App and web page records
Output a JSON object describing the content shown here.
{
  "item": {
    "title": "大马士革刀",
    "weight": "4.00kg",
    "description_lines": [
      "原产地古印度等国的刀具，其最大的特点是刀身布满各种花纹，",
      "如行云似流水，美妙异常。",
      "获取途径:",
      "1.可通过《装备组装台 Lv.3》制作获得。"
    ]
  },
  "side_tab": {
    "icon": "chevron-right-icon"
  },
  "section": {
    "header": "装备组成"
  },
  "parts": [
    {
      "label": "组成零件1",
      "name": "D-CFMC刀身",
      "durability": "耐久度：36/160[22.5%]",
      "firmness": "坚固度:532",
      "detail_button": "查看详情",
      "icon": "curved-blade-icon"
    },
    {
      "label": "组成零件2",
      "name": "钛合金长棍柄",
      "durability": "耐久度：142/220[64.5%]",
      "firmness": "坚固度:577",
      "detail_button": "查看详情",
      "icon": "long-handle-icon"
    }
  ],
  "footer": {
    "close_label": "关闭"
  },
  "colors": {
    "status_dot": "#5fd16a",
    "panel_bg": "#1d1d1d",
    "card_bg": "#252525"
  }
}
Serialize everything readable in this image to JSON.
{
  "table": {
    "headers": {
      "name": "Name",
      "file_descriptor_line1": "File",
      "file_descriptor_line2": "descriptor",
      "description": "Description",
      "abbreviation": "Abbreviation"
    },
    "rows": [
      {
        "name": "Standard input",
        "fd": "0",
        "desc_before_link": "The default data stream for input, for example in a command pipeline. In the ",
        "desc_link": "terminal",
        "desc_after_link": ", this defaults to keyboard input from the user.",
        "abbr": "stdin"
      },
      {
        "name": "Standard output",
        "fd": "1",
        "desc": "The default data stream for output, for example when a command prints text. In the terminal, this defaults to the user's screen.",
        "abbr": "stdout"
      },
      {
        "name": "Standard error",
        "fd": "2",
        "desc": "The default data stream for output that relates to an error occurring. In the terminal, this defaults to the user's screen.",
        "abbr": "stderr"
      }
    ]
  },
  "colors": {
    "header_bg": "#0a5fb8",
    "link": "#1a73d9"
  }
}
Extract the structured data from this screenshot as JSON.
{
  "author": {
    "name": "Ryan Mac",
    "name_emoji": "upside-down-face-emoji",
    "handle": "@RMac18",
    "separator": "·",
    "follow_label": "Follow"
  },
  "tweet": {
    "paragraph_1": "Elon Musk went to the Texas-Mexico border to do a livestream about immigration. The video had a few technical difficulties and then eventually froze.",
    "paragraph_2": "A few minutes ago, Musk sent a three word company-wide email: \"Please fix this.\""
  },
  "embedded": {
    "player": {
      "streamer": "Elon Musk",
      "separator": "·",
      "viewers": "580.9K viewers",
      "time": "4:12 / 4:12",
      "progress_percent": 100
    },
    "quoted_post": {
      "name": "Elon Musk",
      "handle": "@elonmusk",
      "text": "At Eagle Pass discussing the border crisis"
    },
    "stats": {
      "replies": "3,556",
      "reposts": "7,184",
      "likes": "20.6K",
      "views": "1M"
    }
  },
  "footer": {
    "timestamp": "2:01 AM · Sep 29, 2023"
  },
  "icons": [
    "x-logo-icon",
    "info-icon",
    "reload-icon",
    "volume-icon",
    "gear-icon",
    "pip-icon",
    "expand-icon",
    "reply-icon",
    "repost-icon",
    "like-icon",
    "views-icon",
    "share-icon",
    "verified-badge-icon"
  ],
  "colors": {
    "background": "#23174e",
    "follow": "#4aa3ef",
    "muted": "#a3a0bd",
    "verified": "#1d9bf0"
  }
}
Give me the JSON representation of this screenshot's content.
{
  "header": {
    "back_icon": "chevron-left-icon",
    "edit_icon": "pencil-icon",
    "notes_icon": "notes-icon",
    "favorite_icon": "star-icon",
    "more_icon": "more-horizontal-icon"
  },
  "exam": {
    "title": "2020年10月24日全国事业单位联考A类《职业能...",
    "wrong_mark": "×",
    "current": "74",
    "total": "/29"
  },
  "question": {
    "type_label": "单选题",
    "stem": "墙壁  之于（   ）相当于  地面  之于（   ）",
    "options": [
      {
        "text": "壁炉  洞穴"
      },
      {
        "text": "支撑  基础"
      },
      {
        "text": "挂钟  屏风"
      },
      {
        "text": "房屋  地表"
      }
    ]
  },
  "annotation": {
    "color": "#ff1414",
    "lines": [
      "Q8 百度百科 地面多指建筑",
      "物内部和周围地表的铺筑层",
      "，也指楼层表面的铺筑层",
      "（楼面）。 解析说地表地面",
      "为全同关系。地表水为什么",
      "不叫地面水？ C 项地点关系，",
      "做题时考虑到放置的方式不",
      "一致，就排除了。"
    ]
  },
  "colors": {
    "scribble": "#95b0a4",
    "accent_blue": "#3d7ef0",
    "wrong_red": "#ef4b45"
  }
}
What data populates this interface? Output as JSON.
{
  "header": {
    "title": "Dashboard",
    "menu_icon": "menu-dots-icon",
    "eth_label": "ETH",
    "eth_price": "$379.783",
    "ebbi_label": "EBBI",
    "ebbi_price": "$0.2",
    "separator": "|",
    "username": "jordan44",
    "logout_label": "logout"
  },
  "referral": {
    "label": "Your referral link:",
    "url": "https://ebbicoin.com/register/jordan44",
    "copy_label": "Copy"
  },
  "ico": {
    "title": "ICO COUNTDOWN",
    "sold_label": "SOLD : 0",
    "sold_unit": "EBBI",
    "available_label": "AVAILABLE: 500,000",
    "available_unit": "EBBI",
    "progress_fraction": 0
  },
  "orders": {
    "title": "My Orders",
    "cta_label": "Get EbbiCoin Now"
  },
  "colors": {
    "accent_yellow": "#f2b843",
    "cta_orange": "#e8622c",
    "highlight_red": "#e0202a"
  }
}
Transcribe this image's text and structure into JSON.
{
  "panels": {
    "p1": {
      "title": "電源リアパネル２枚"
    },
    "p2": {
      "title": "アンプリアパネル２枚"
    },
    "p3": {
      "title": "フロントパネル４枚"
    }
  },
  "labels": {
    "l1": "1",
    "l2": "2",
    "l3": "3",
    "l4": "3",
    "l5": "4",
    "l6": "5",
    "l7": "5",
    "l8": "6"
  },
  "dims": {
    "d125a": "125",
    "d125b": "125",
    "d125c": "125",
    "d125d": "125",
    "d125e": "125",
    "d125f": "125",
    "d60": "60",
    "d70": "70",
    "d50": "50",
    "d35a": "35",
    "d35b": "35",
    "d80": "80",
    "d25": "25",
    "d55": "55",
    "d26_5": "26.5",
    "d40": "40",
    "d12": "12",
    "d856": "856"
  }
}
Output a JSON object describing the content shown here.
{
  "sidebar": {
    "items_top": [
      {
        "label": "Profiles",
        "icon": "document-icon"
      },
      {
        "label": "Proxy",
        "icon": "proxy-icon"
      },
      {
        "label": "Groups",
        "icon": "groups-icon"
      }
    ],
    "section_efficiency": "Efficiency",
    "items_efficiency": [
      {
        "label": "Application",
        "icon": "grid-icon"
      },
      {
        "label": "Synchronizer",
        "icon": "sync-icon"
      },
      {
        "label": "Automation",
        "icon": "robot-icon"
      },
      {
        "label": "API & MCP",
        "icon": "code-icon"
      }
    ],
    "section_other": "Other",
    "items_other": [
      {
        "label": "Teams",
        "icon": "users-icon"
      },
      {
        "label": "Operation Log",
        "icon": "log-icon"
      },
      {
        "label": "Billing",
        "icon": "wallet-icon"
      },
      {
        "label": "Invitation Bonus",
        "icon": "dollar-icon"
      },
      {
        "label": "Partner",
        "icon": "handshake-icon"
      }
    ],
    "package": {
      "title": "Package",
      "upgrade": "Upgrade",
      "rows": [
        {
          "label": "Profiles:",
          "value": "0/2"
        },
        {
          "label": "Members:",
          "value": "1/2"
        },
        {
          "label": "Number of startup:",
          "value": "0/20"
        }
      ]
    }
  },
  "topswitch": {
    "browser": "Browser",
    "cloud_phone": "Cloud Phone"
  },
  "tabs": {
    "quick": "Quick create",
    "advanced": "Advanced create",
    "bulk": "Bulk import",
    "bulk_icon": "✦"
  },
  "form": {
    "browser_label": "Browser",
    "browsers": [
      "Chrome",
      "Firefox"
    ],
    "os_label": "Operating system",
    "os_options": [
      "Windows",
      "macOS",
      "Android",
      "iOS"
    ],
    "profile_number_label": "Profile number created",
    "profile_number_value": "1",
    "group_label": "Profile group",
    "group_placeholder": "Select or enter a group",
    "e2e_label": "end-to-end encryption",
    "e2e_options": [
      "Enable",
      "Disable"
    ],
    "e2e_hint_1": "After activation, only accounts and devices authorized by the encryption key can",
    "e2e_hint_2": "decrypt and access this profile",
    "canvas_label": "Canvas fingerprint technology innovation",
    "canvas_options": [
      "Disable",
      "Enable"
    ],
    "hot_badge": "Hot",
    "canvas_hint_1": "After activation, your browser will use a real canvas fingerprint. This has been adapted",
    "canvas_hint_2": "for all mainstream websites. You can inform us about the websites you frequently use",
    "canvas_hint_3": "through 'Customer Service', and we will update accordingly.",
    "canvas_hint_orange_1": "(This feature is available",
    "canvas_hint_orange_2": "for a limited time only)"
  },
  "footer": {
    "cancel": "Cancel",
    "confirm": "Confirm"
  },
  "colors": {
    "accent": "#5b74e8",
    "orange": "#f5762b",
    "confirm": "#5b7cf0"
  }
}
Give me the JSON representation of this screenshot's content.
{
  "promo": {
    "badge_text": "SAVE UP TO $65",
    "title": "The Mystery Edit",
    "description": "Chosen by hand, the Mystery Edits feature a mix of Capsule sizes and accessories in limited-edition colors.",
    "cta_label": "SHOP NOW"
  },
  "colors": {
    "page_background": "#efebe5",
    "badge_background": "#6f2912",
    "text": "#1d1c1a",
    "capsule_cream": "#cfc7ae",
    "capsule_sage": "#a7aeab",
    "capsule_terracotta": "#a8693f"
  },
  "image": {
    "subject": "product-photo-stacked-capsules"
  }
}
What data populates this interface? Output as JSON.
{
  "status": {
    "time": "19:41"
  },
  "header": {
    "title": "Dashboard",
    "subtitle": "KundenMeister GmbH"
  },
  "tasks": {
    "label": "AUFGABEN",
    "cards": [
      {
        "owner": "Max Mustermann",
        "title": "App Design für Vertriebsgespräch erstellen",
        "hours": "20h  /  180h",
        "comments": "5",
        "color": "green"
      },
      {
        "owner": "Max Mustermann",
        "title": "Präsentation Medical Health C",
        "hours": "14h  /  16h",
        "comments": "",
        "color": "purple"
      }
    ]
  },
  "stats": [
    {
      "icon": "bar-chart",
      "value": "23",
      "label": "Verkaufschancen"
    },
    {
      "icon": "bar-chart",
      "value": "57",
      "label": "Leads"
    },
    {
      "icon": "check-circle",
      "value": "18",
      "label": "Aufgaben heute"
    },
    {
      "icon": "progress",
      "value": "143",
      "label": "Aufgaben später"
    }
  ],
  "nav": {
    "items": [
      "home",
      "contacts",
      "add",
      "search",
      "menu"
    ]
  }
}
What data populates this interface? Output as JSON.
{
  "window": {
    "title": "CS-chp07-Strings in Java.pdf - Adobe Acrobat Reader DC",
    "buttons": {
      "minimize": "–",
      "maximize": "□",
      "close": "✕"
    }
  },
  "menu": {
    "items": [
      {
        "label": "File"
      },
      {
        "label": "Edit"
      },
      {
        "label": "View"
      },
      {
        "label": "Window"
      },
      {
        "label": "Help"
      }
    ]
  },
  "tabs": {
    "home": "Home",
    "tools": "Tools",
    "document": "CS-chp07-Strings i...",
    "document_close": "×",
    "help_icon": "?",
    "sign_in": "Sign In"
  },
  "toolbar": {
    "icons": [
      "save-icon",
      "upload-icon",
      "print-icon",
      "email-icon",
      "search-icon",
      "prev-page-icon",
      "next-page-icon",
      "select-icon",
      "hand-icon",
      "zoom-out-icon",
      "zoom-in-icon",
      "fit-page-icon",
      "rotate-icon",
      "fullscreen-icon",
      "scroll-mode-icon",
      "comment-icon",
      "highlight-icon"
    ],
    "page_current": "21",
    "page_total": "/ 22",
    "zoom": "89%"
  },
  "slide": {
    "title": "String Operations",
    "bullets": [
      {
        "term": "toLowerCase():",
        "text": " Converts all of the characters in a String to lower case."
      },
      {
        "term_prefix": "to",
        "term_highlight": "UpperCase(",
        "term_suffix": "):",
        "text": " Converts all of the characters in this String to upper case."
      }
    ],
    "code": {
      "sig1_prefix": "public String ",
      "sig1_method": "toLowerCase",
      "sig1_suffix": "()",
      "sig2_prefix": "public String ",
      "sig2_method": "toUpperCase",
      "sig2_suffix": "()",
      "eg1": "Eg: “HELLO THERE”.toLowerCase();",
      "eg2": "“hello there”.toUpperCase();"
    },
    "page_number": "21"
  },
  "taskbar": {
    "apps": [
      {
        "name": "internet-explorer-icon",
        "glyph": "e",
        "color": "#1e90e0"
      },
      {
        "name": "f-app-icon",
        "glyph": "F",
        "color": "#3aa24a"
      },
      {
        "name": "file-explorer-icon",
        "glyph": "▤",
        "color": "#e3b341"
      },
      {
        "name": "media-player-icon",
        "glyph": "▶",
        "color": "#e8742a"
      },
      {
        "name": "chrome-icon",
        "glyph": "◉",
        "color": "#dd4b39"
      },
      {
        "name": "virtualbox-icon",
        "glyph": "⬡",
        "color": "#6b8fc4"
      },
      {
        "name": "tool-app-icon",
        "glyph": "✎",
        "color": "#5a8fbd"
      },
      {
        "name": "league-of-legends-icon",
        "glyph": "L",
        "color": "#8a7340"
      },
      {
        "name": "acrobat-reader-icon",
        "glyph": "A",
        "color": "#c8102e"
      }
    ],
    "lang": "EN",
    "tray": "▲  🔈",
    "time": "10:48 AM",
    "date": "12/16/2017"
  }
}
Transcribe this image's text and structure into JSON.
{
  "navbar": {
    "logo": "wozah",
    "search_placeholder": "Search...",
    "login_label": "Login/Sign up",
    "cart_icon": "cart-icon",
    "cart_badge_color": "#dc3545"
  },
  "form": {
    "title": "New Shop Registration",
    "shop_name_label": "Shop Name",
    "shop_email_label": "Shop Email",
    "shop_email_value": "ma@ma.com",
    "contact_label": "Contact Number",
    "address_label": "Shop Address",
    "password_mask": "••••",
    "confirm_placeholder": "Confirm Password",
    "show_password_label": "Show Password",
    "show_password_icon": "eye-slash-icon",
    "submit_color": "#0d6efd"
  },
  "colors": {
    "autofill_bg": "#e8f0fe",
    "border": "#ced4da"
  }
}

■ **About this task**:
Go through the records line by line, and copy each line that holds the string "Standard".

■ **Result for this task**:
        "name": "Standard input",
        "name": "Standard output",
        "name": "Standard error",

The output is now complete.